Each entry must appear in the answer exactly as given.

EXTRACTED ENTRIES section start

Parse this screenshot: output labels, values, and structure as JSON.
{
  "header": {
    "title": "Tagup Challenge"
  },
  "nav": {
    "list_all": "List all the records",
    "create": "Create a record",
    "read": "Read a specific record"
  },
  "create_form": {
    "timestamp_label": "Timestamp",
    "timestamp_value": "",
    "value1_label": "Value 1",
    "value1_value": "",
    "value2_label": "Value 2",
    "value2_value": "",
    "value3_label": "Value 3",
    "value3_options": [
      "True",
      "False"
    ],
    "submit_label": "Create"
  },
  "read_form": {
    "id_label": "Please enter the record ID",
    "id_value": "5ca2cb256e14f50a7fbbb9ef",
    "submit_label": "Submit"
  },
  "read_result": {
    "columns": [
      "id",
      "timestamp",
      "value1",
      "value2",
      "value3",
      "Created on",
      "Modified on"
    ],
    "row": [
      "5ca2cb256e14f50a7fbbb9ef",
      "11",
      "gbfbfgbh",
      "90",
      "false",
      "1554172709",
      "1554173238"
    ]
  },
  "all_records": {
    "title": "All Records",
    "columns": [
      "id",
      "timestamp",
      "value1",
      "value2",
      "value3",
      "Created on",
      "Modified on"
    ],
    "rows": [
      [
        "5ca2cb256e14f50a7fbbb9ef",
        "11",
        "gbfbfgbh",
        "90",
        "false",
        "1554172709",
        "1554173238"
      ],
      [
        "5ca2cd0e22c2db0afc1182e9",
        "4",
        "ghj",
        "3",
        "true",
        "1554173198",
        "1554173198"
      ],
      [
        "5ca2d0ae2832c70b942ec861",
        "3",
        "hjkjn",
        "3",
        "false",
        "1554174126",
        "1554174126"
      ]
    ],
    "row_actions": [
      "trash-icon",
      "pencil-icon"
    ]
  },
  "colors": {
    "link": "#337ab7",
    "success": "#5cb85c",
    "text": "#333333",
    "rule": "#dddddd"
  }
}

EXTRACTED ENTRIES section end

ANSWER TO THE EXERCISE:
Parse this screenshot: output labels, values, and structure as JSON.
{
  "header": {
    "title": "Tagup Challenge"
  },
  "nav": {
    "list_all": "List all the records",
    "create": "Create a record",
    "read": "Read a specific record"
  },
  "create_form": {
    "timestamp_label": "Timestamp",
    "timestamp_value": "",
    "value1_label": "Value 1",
    "value1_value": "",
    "value2_label": "Value 2",
    "value2_value": "",
    "value3_label": "Value 3",
    "value3_options": [
      "True",
      "False"
    ],
    "submit_label": "Create"
  },
  "read_form": {
    "id_label": "Please enter the record ID",
    "id_value": "5ca2cb256e14f50a7fbbb9ef",
    "submit_label": "Submit"
  },
  "read_result": {
    "columns": [
      "id",
      "timestamp",
      "value1",
      "value2",
      "value3",
      "Created on",
      "Modified on"
    ],
    "row": [
      "5ca2cb256e14f50a7fbbb9ef",
      "11",
      "gbfbfgbh",
      "90",
      "false",
      "1554172709",
      "1554173238"
    ]
  },
  "all_records": {
    "title": "All Records",
    "columns": [
      "id",
      "timestamp",
      "value1",
      "value2",
      "value3",
      "Created on",
      "Modified on"
    ],
    "rows": [
      [
        "5ca2cb256e14f50a7fbbb9ef",
        "11",
        "gbfbfgbh",
        "90",
        "false",
        "1554172709",
        "1554173238"
      ],
      [
        "5ca2cd0e22c2db0afc1182e9",
        "4",
        "ghj",
        "3",
        "true",
        "1554173198",
        "1554173198"
      ],
      [
        "5ca2d0ae2832c70b942ec861",
        "3",
        "hjkjn",
        "3",
        "false",
        "1554174126",
        "1554174126"
      ]
    ],
    "row_actions": [
      "trash-icon",
      "pencil-icon"
    ]
  },
  "colors": {
    "link": "#337ab7",
    "success": "#5cb85c",
    "text": "#333333",
    "rule": "#dddddd"
  }
}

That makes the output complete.